14 February - 7 May 2018

Dulwich Picture Gallery presents a major exhibition of one of Canada’s greatest modern painters, David Milne (1882-1953). For the first time in the UK, it showcases a wide selection of his oil paintings alongside watercolours, drawings and photographs, to reveal an artist of true originality and vision. Through periods of intense experimentation, often working in solitude in the wild, Milne tdeveloped an extraordinary body of landscapes, fusing influences from Monet, Matisse and Cezanne into a bold modernist language of his own.

David Milne: Modern Painting follows Dulwich’s revelatory ‘Painting Canada’ show of 2011, which introduced work by Milne’s contemporaries Tom Thomson and the Group of Seven, and ‘From the Forest to the Sea: Emily Carr in British Columbia’ in 2014.

Arranged chronologically, the exhibition follows Milne’s artistic development as he moves from the bustling sidewalks of New York to the war-torn landscapes of northern France and Belgium and back again to the woods, fields and skies of the northeastern US and Canada.
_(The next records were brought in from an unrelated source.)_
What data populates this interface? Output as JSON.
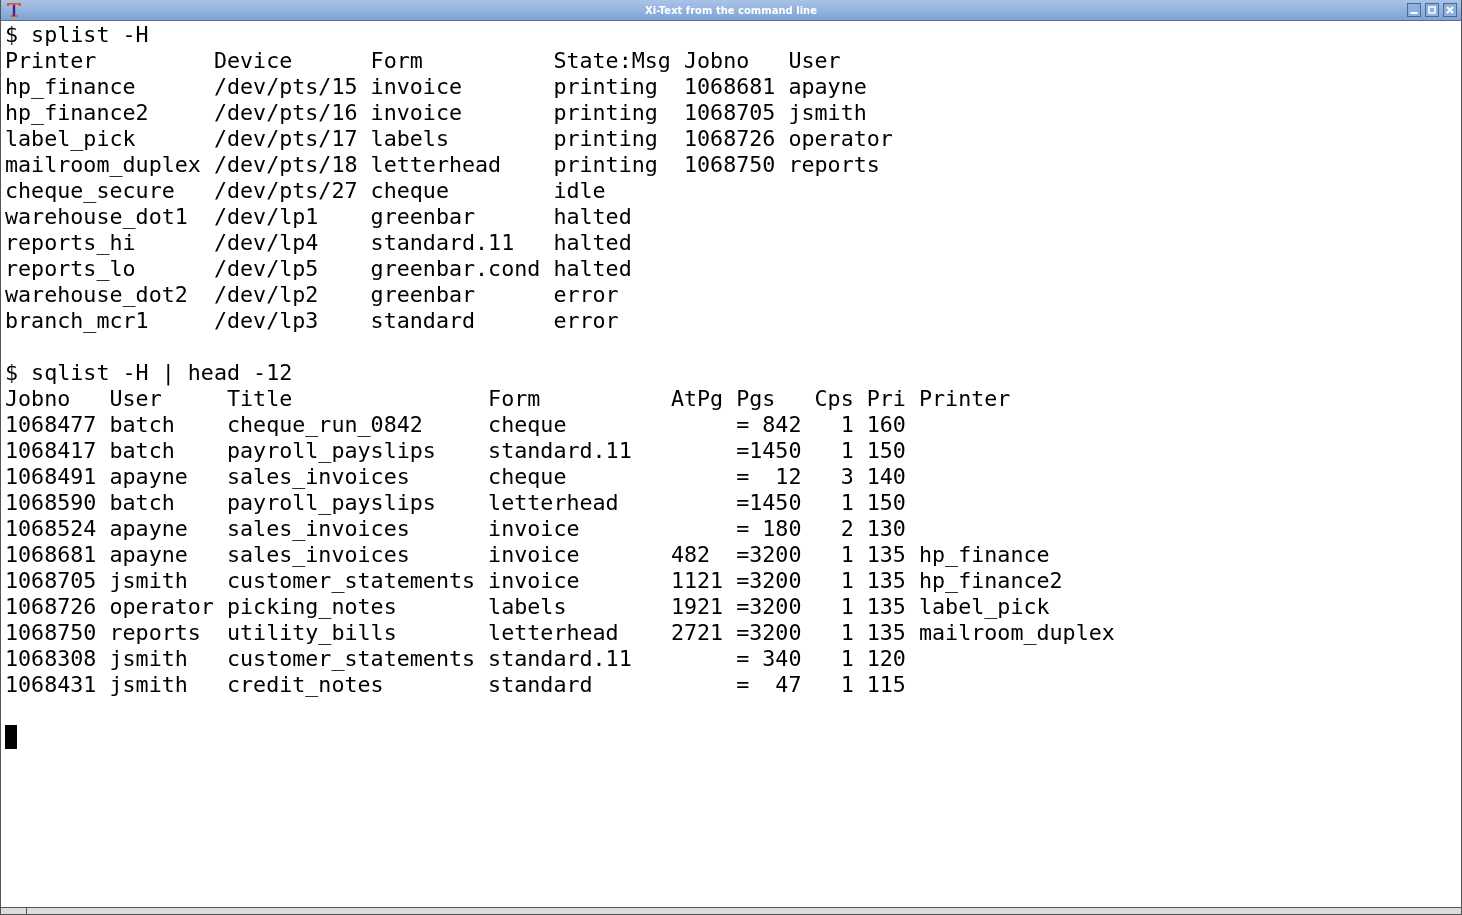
{
  "window": {
    "title": "Xi-Text from the command line"
  },
  "terminal": {
    "blocks": [
      {
        "command": "$ splist -H",
        "lines": [
          "Printer         Device      Form          State:Msg Jobno   User",
          "hp_finance      /dev/pts/15 invoice       printing  1068681 apayne",
          "hp_finance2     /dev/pts/16 invoice       printing  1068705 jsmith",
          "label_pick      /dev/pts/17 labels        printing  1068726 operator",
          "mailroom_duplex /dev/pts/18 letterhead    printing  1068750 reports",
          "cheque_secure   /dev/pts/27 cheque        idle",
          "warehouse_dot1  /dev/lp1    greenbar      halted",
          "reports_hi      /dev/lp4    standard.11   halted",
          "reports_lo      /dev/lp5    greenbar.cond halted",
          "warehouse_dot2  /dev/lp2    greenbar      error",
          "branch_mcr1     /dev/lp3    standard      error"
        ]
      },
      {
        "command": "$ sqlist -H | head -12",
        "lines": [
          "Jobno   User     Title               Form          AtPg Pgs   Cps Pri Printer",
          "1068477 batch    cheque_run_0842     cheque             = 842   1 160",
          "1068417 batch    payroll_payslips    standard.11        =1450   1 150",
          "1068491 apayne   sales_invoices      cheque             =  12   3 140",
          "1068590 batch    payroll_payslips    letterhead         =1450   1 150",
          "1068524 apayne   sales_invoices      invoice            = 180   2 130",
          "1068681 apayne   sales_invoices      invoice       482  =3200   1 135 hp_finance",
          "1068705 jsmith   customer_statements invoice       1121 =3200   1 135 hp_finance2",
          "1068726 operator picking_notes       labels        1921 =3200   1 135 label_pick",
          "1068750 reports  utility_bills       letterhead    2721 =3200   1 135 mailroom_duplex",
          "1068308 jsmith   customer_statements standard.11        = 340   1 120",
          "1068431 jsmith   credit_notes        standard           =  47   1 115"
        ]
      }
    ]
  }
}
Focus will be given to Milne’s experimentation with colour, line and negative space and his mastery of painting the visual effects of light and reflection.

Born in a small Ontario farming community, Milne was in many ways an artist beyond nationality and visitors will first encounter him in his formative years in New York. He arrived in the city in 1903 to seek commercial work, but the thriving vitality of the city with its many museums and galleries quickly turned his ambitions to fine art. The busy sidewalks and advertising hoardings provided the subject matter through which he could shape influences from Monet and Matisse, balancing representation and abstraction and reducing his subjects to their essentials. Highlights include Fifth Avenue, Easter Sunday(1912) which was included in the landmark Armory show of 1913, where Milne’s paintings were exhibited alongside works by Matisse, Braque, Monet and Van Gogh as well as Billboards(1912) and Columbus Monument(1912), which offer a visual record of the early history of commercial outdoor advertising.
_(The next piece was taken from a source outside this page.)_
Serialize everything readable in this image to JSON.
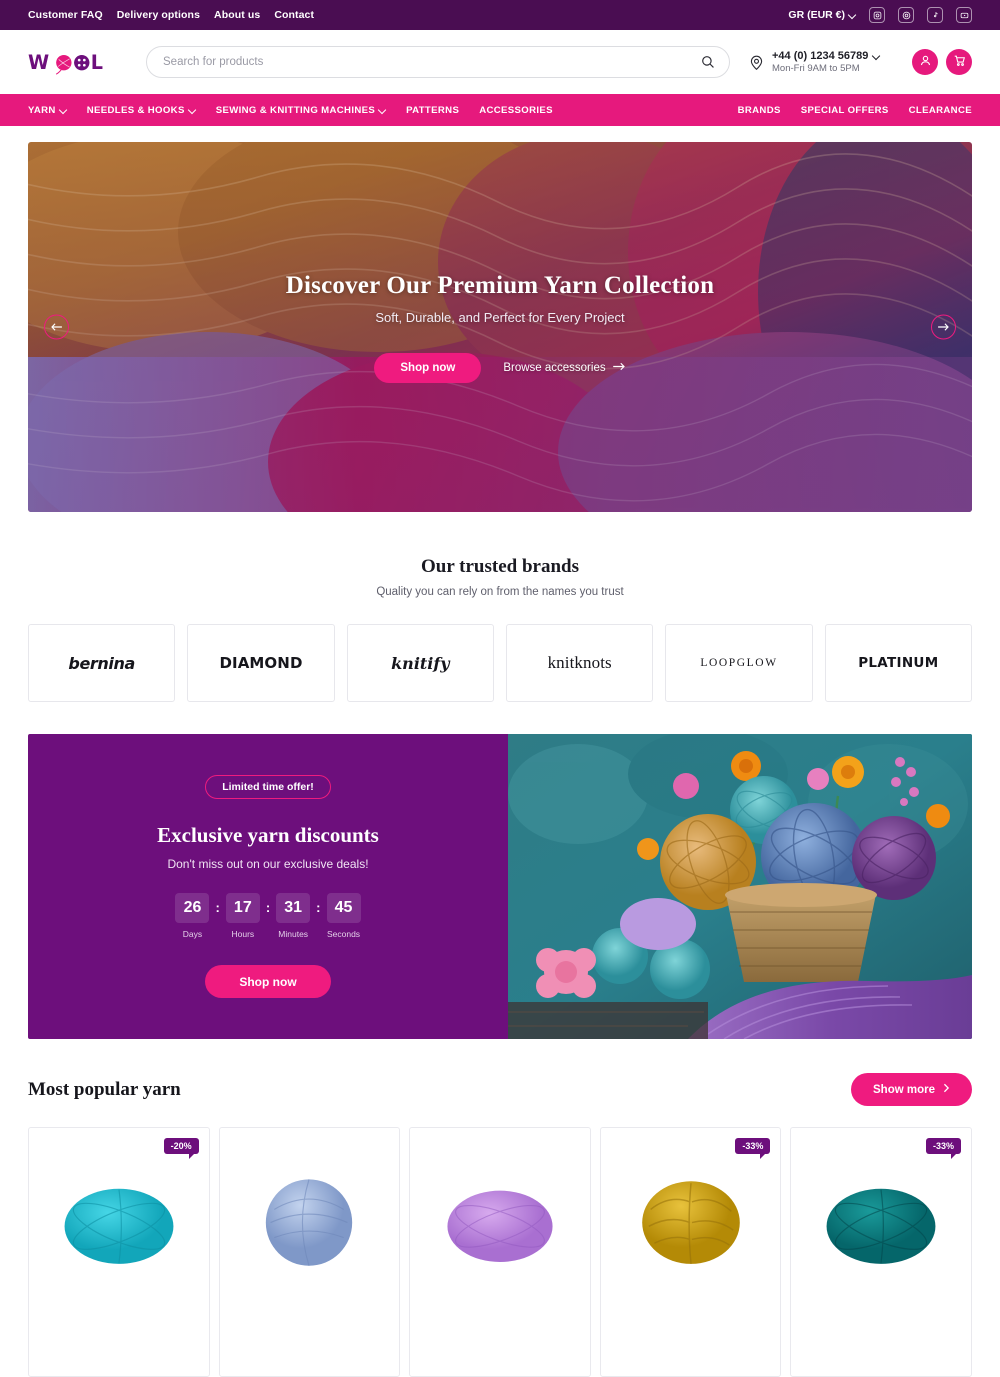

The show follows Milne to Boston Corners, a village in New York State, where, in 1916, he and his wife, Patsy Hegarty, set up an austere life with Milne’s time devoted to his painting. This room showcases a period of major advancement, as we see Milne experimenting with conjuring light reflections in watercolours such as Bishop’s Pond, 1916. This room also includes a series of experimental paintings of Patsy seated in the landscape, where Milne explores the phenomenon of camouflage through patterned composition. The central rooms in the exhibition showcase some of the most formally daring works of Milne’s career, revealing a shift in his style as he sought to record military training camps in the UK and later, the recently emptied, war-ravaged landscapes and villages in France and Belgium for the Canadian War Records. The harrowing scenes he encountered during his months as an official war artist prompted a new painting style of sparer means with subjects splintered into shattered brushstrokes and areas of startling blankness used to dramatic effect as in Montreal Crater, Vimy Ridge(1919), one of Milne’s most famous war paintings.

The exhibition goes on to explore Milne’s periods of solitude, which deepened his explorations of the natural world and his place within it. Inspired by the writings

of Henry David Thoreau, which extol the value of communing with nature and the withdrawal from consumer culture, Milne spent the winter of 1920-1 alone on the side of Alander Mountain, behind Boston Corners, and there engaged in some of his boldest experiments yet. He built himself a hut in the style of the military Nissen huts he had seen in Europe and there created a series of remarkable paintings including White, the Waterfall (1921) one of Milne’s favourites.

The exhibition concludes with a series of elemental still-life studies and sky paintings made during Milne’s time at the remote Six Mile Lake. Again he built himself a cabin to live in alone, and there his creativity was unleashed anew in works that express a profound connection to the natural world. For the first time, he enjoyed sustained contact with like-minded artists, curators and critics in Ottawa and Toronto, with whom he corresponded, and in 1934 he finally began showing his work commercially in Toronto. He was starting to find recognition at last as one of Canada’s most distinctive and sophisticated modern artists. Highlights include a series of horizon pictures which represent his final surge of modernist work including Summer Colours, 1936.